The second problem involves understanding that while our society is called religiously pluralistic, it is in fact, and more realistically, secularistic—with theology and philosophy relegated to a position of neglect or, worse, irrelevance. Against this strong tide, the Catholic university must demonstrate that all the human problems which it studies are at base philosophical and theological, since they relate ultimately to the nature and destiny of man. The Catholic university must strive mightily to understand the philosophical and theological dimensions of the modern problems that face man today, and once these dimensions are understood, it must show the relevance of the philosophical and theological approach if adequate solutions are to be found for these problems.
It goes without saying that the Catholic university cannot fulfill this essential function in our day unless it develops departments of philosophy and theology .is competent as its departments of history, physics and mathematics. We cannot adequately understand philosophical and theological dimensions unless we have in the university talented philosophers and theologians, fully skilled in their science, as cherished as other scholars on the faculty, and deeply involved in the full range of university intellectual endeavor. At this point, we might recall with gratitude that Newman did write a book on the development of dogma.
It has been alleged that the university is cheapened by contact with modern reality in all its complexity. I would agree, if this means that the university is looked upon as a kind of service station to train people in superficial skills like hair-dressing, fly-casting and folkdancing. There are, however, modern realities that fully challenge the university as an institution dedicated to teaching and learning, in the context of the age in which it lives.
Can the university, its faculty, students or administrators be indifferent to such problems as racial equality, demography, the world rule of law, the deteriorating relationship between science and the other humanities, the moral foundations of democracy, the true nature of communism, the understanding of non-Western cultures, the values and goals of our society, and a whole host of other human problems that beset mankind caught in its present dilemmas of survival or utter destruction, life or death, civilized advance or return to the Stone Age? These are real problems—of intellectual content, of urgent consequence, of frightening proportions. Where are they going to be studied in all of their dimensions, and where are truly ultimate solutions to be elaborated, if not in that one institution that is committed to the mind at work, using all the disciplines and intellectual skills available?

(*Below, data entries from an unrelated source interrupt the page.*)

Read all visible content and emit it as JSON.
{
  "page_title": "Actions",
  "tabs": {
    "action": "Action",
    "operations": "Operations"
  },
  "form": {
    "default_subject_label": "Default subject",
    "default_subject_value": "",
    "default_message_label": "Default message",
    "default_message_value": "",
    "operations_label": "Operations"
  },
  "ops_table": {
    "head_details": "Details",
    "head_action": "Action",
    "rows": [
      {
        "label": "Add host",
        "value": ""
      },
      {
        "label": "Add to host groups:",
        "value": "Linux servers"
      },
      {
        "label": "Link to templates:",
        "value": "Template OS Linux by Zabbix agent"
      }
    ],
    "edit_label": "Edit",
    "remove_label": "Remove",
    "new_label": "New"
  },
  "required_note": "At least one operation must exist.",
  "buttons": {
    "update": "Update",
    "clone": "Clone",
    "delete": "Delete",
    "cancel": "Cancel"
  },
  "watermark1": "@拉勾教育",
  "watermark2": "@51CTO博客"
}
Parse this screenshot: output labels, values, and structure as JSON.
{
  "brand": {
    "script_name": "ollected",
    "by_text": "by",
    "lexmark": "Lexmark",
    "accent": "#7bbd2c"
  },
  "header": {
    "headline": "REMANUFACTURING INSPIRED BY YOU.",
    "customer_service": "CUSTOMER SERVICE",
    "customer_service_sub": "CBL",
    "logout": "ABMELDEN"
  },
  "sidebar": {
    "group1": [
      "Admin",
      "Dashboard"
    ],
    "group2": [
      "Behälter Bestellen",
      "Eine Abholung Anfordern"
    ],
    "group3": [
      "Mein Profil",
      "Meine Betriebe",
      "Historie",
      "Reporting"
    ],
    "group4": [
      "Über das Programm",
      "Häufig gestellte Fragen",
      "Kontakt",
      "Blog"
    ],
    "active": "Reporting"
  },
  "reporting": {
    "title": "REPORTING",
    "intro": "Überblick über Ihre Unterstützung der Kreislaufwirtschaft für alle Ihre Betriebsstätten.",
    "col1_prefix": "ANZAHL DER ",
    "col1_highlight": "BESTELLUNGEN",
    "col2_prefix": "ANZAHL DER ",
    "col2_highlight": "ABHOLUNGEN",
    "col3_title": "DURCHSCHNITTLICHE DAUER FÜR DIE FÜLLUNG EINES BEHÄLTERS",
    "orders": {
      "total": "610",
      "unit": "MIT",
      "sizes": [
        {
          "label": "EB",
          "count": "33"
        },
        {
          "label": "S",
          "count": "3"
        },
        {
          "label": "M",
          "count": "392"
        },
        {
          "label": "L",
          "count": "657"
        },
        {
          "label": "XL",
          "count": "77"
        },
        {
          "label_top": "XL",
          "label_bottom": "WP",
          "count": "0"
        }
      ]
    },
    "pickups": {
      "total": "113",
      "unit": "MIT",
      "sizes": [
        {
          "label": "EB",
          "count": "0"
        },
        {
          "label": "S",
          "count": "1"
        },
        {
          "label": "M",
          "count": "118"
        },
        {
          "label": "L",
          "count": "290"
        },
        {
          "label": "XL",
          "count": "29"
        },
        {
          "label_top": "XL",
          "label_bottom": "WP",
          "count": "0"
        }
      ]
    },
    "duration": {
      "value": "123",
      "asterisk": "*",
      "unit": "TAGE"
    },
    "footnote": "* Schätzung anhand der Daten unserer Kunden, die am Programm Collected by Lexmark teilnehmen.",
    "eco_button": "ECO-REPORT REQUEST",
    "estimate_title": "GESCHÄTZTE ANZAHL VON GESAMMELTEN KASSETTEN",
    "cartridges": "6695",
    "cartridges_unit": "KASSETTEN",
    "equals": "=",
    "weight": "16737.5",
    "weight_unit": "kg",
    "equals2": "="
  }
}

The truest boast of the Catholic university is that it is committed to adequacy of knowledge, which in effect means that philosophy and theology are cherished as special ways of knowing, of ultimate importance. If, then, philosophy and theology do not in fact give special life and vigor to the Catholic university of today, we will not be faithful either to the ideal that Newman so well enunciated, or to the very special challenges of our times. They are times which provide an unparalleled opportunity for the Catholic university really to come of age.